Take the 2-minute tour ×
Stack Overflow is a question and answer site for professional and enthusiast programmers. It's 100% free.

I'm currently building SQL queries depending on input from the user. An example how this is done can be seen here:

def generate_conditions(table_name,nameValues):
    sql = u""
    for field in nameValues:
        sql += u" AND {0}.{1}='{2}'".format(table_name,field,nameValues[field])
    return sql

search_query = u"SELECT * FROM Enheter e LEFT OUTER JOIN Handelser h ON e.Id == h.Enhet WHERE 1=1"

if "Enhet" in args:
    search_query += generate_conditions("e",args["Enhet"])

Since the SQL changes every time I cannot insert the values in the execute call which means that I should escape the strings manually. However, when I search everyone points to execute...

I'm also not that satisfied with how I generate the query, so if someone has any idea for another way that would be great also!

share|improve this question
Are the table and column names known beforehand? –  Martijn Pieters Sep 12 '12 at 13:45

1 Answer 1

up vote 2 down vote accepted

You have two options:

  1. Switch to using SQLAlchemy; it'll make generating dynamic SQL a lot more pythonic and ensures proper quoting.

  2. Since you cannot use parameters for table and column names, you'll still have to use string formatting to include these in the query. Your values on the other hand, should always be using SQL parameters, if only so the database can prepare the statement.

    It's not advisable to just interpolate table and column names taken straight from user input, it's far too easy to inject arbitrary SQL statements that way. Verify the table and column names against a list of such names you accept instead.

    So, to build on your example, I'd go in this direction:

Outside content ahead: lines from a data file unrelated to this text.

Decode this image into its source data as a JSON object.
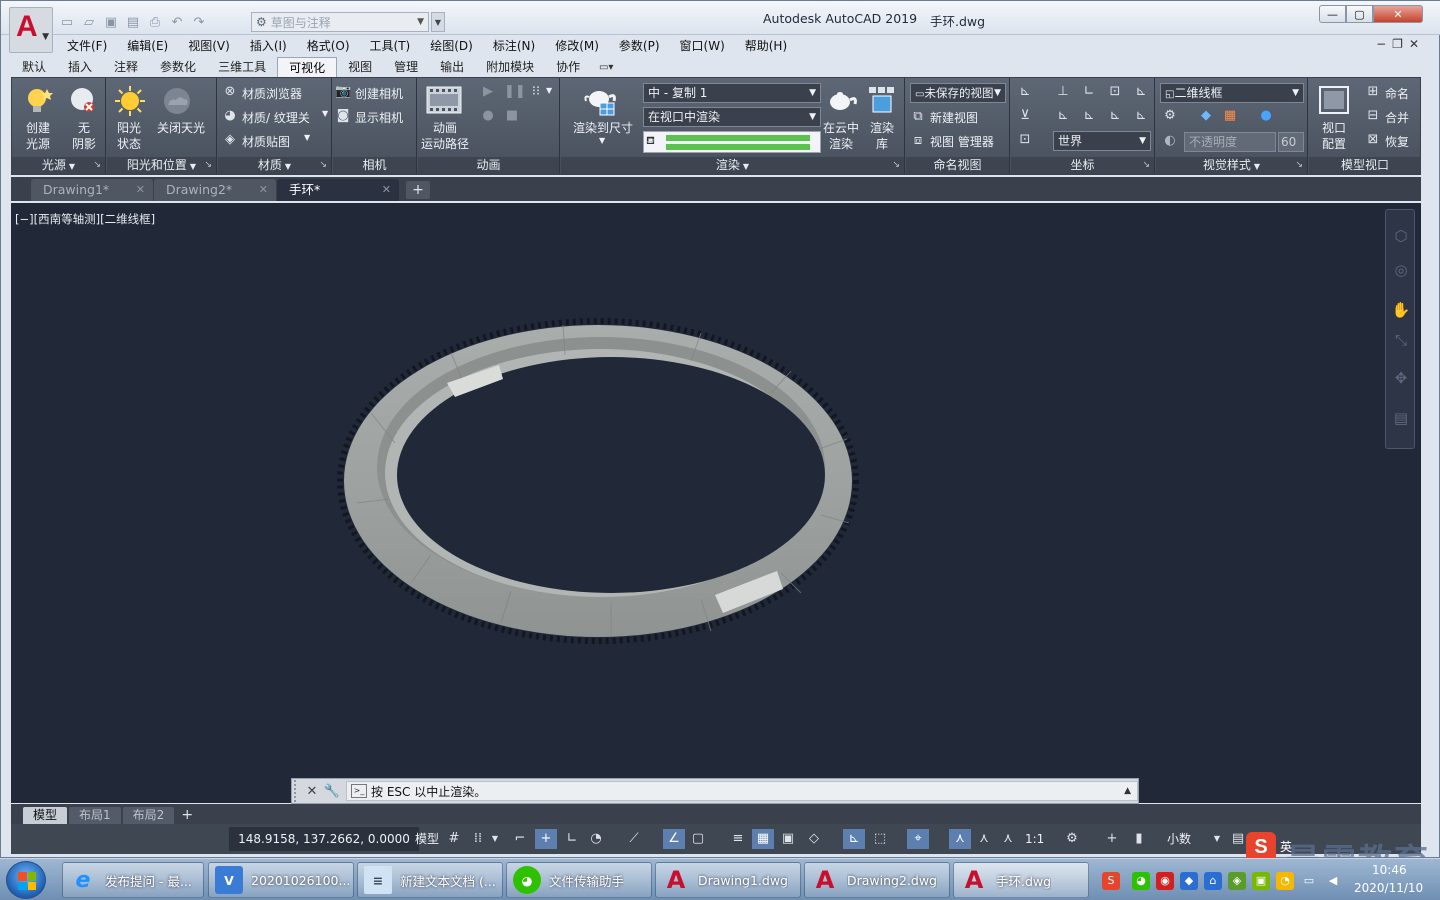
{
  "titlebar": {
    "app_title": "Autodesk AutoCAD 2019",
    "file_name": "手环.dwg",
    "workspace": "草图与注释",
    "logo_letter": "A"
  },
  "menubar": {
    "items": [
      "文件(F)",
      "编辑(E)",
      "视图(V)",
      "插入(I)",
      "格式(O)",
      "工具(T)",
      "绘图(D)",
      "标注(N)",
      "修改(M)",
      "参数(P)",
      "窗口(W)",
      "帮助(H)"
    ]
  },
  "ribbon_tabs": {
    "items": [
      "默认",
      "插入",
      "注释",
      "参数化",
      "三维工具",
      "可视化",
      "视图",
      "管理",
      "输出",
      "附加模块",
      "协作"
    ],
    "active": "可视化"
  },
  "ribbon": {
    "lights": {
      "title": "光源",
      "create_light": [
        "创建",
        "光源"
      ],
      "no_shadow": [
        "无",
        "阴影"
      ]
    },
    "sun": {
      "title": "阳光和位置",
      "sun_status": [
        "阳光",
        "状态"
      ],
      "sky_off": [
        "关闭天光"
      ]
    },
    "materials": {
      "title": "材质",
      "browser": "材质浏览器",
      "texture": "材质/ 纹理关",
      "mapping": "材质贴图"
    },
    "camera": {
      "title": "相机",
      "create": "创建相机",
      "show": "显示相机"
    },
    "animation": {
      "title": "动画",
      "motion_path": [
        "动画",
        "运动路径"
      ]
    },
    "render": {
      "title": "渲染",
      "render_to_size": "渲染到尺寸",
      "preset": "中 - 复制 1",
      "target": "在视口中渲染",
      "cloud": [
        "在云中",
        "渲染"
      ],
      "gallery": [
        "渲染",
        "库"
      ],
      "progress": 0.96
    },
    "named_views": {
      "title": "命名视图",
      "unsaved": "未保存的视图",
      "new_view": "新建视图",
      "manager": "视图 管理器"
    },
    "coordinates": {
      "title": "坐标",
      "ucs": "世界"
    },
    "visual_styles": {
      "title": "视觉样式",
      "style": "二维线框",
      "transparency_label": "不透明度",
      "transparency_value": "60"
    },
    "model_viewports": {
      "title": "模型视口",
      "config": [
        "视口",
        "配置"
      ],
      "name": "命名",
      "join": "合并",
      "restore": "恢复"
    }
  },
  "doc_tabs": {
    "items": [
      "Drawing1*",
      "Drawing2*",
      "手环*"
    ],
    "active": 2
  },
  "viewport": {
    "label": "[−][西南等轴测][二维线框]",
    "bg": "#212938",
    "ring_color": "#a4a8a6"
  },
  "command_line": {
    "text": "按 ESC 以中止渲染。"
  },
  "layout_tabs": {
    "items": [
      "模型",
      "布局1",
      "布局2"
    ],
    "active": 0
  },
  "status_bar": {
    "coords": "148.9158, 137.2662, 0.0000",
    "model": "模型",
    "scale": "1:1",
    "units": "小数"
  },
  "taskbar": {
    "items": [
      {
        "label": "发布提问 - 最...",
        "icon": "ie-icon"
      },
      {
        "label": "20201026100...",
        "icon": "app-v-icon"
      },
      {
        "label": "新建文本文档 (...",
        "icon": "notepad-icon"
      },
      {
        "label": "文件传输助手",
        "icon": "wechat-icon"
      },
      {
        "label": "Drawing1.dwg",
        "icon": "autocad-icon"
      },
      {
        "label": "Drawing2.dwg",
        "icon": "autocad-icon"
      },
      {
        "label": "手环.dwg",
        "icon": "autocad-icon"
      }
    ],
    "date": "2020/11/10",
    "time": "10:46"
  },
  "watermark": {
    "text": "最需教育",
    "ime": "英"
  }
}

    tables = {
        'e': ('unit1', 'unit2', ...),   # tablename: tuple of column names
    def generate_conditions(table_name, nameValues):
        if table_name not in tables:
            raise ValueError('No such table %r' % table_name)
        sql = u""
        params = []
        for field in nameValues:
            if field not in tables[table_name]:
                raise ValueError('No such column %r' % field)
            sql += u" AND {0}.{1}=?".format(table_name, field)
        return sql, params
    search_query = u"SELECT * FROM Enheter e LEFT OUTER JOIN Handelser h ON e.Id == h.Enhet WHERE 1=1"
    search_params = []
    if "Enhet" in args:
        sql, params = generate_conditions("e",args["Enhet"])
        search_query += sql
    c.execute(search_query, search_params)
share|improve this answer
Thanks for the response, I will take a closer look at SQLAlchemy, however since this is virtually the only time I need to build such dynamic query I may go with the second option if SQlAlchemy seems overkill. –  monoceres Sep 12 '12 at 14:24
@monoceres: SQLAlchemy offers an ORM and database abstraction layers in addition to dynamic SQL generation. I've used the library in both roles (often at the same time). Once adopted, you tend to not go back. :-) –  Martijn Pieters Sep 12 '12 at 14:25

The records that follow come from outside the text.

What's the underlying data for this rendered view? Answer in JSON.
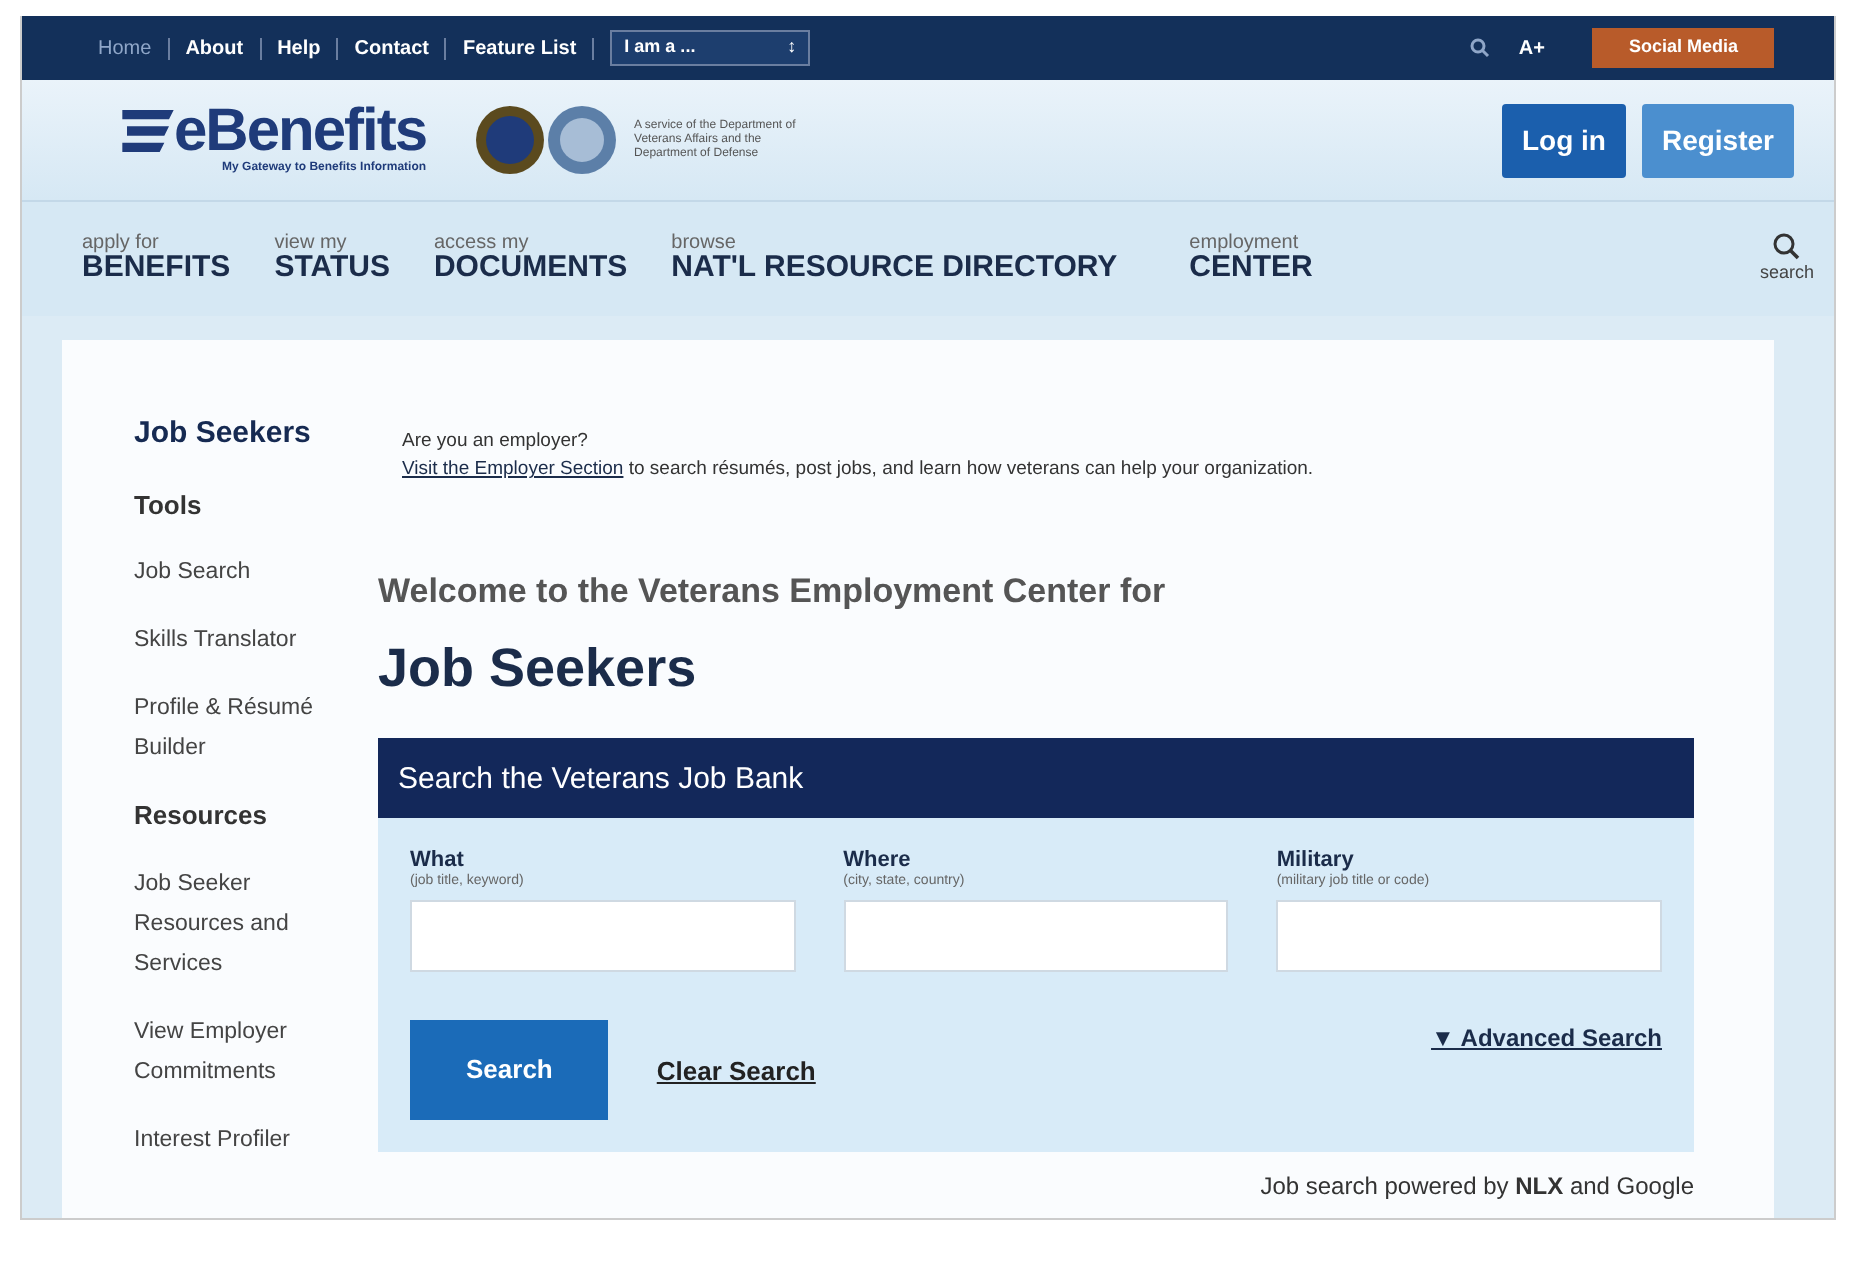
{
  "top_bar": {
    "links": [
      {
        "label": "Home",
        "selected": true
      },
      {
        "label": "About",
        "selected": false
      },
      {
        "label": "Help",
        "selected": false
      },
      {
        "label": "Contact",
        "selected": false
      },
      {
        "label": "Feature List",
        "selected": false
      }
    ],
    "role_select": {
      "value": "I am a ...",
      "caret": "↕"
    },
    "text_size": "A+",
    "social": "Social Media"
  },
  "header": {
    "logo": "eBenefits",
    "tagline": "My Gateway to Benefits Information",
    "service_note": "A service of the Department of Veterans Affairs and the Department of Defense",
    "buttons": [
      "Log in",
      "Register"
    ]
  },
  "nav": {
    "items": [
      {
        "small": "apply for",
        "big": "BENEFITS"
      },
      {
        "small": "view my",
        "big": "STATUS"
      },
      {
        "small": "access my",
        "big": "DOCUMENTS"
      },
      {
        "small": "browse",
        "big": "NAT'L RESOURCE DIRECTORY"
      },
      {
        "small": "employment",
        "big": "CENTER"
      }
    ],
    "search_label": "search"
  },
  "sidebar": {
    "items": [
      {
        "kind": "title",
        "label": "Job Seekers"
      },
      {
        "kind": "heading",
        "label": "Tools"
      },
      {
        "kind": "link",
        "label": "Job Search"
      },
      {
        "kind": "link",
        "label": "Skills Translator"
      },
      {
        "kind": "link",
        "label": "Profile & Résumé Builder"
      },
      {
        "kind": "heading",
        "label": "Resources"
      },
      {
        "kind": "link",
        "label": "Job Seeker Resources and Services"
      },
      {
        "kind": "link",
        "label": "View Employer Commitments"
      },
      {
        "kind": "link",
        "label": "Interest Profiler"
      }
    ]
  },
  "employer": {
    "question": "Are you an employer?",
    "link": "Visit the Employer Section",
    "rest": "to search résumés, post jobs, and learn how veterans can help your organization."
  },
  "welcome": "Welcome to the Veterans Employment Center for",
  "heading": "Job Seekers",
  "search_panel": {
    "title": "Search the Veterans Job Bank",
    "fields": [
      {
        "label": "What",
        "hint": "(job title, keyword)"
      },
      {
        "label": "Where",
        "hint": "(city, state, country)"
      },
      {
        "label": "Military",
        "hint": "(military job title or code)"
      }
    ],
    "search_button": "Search",
    "clear_link": "Clear Search",
    "advanced_link": "▼ Advanced Search"
  },
  "powered": "Job search powered by **NLX** and Google"
}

Your Answer


By posting your answer, you agree to the privacy policy and terms of service.

Not the answer you're looking for? Browse other questions tagged or ask your own question.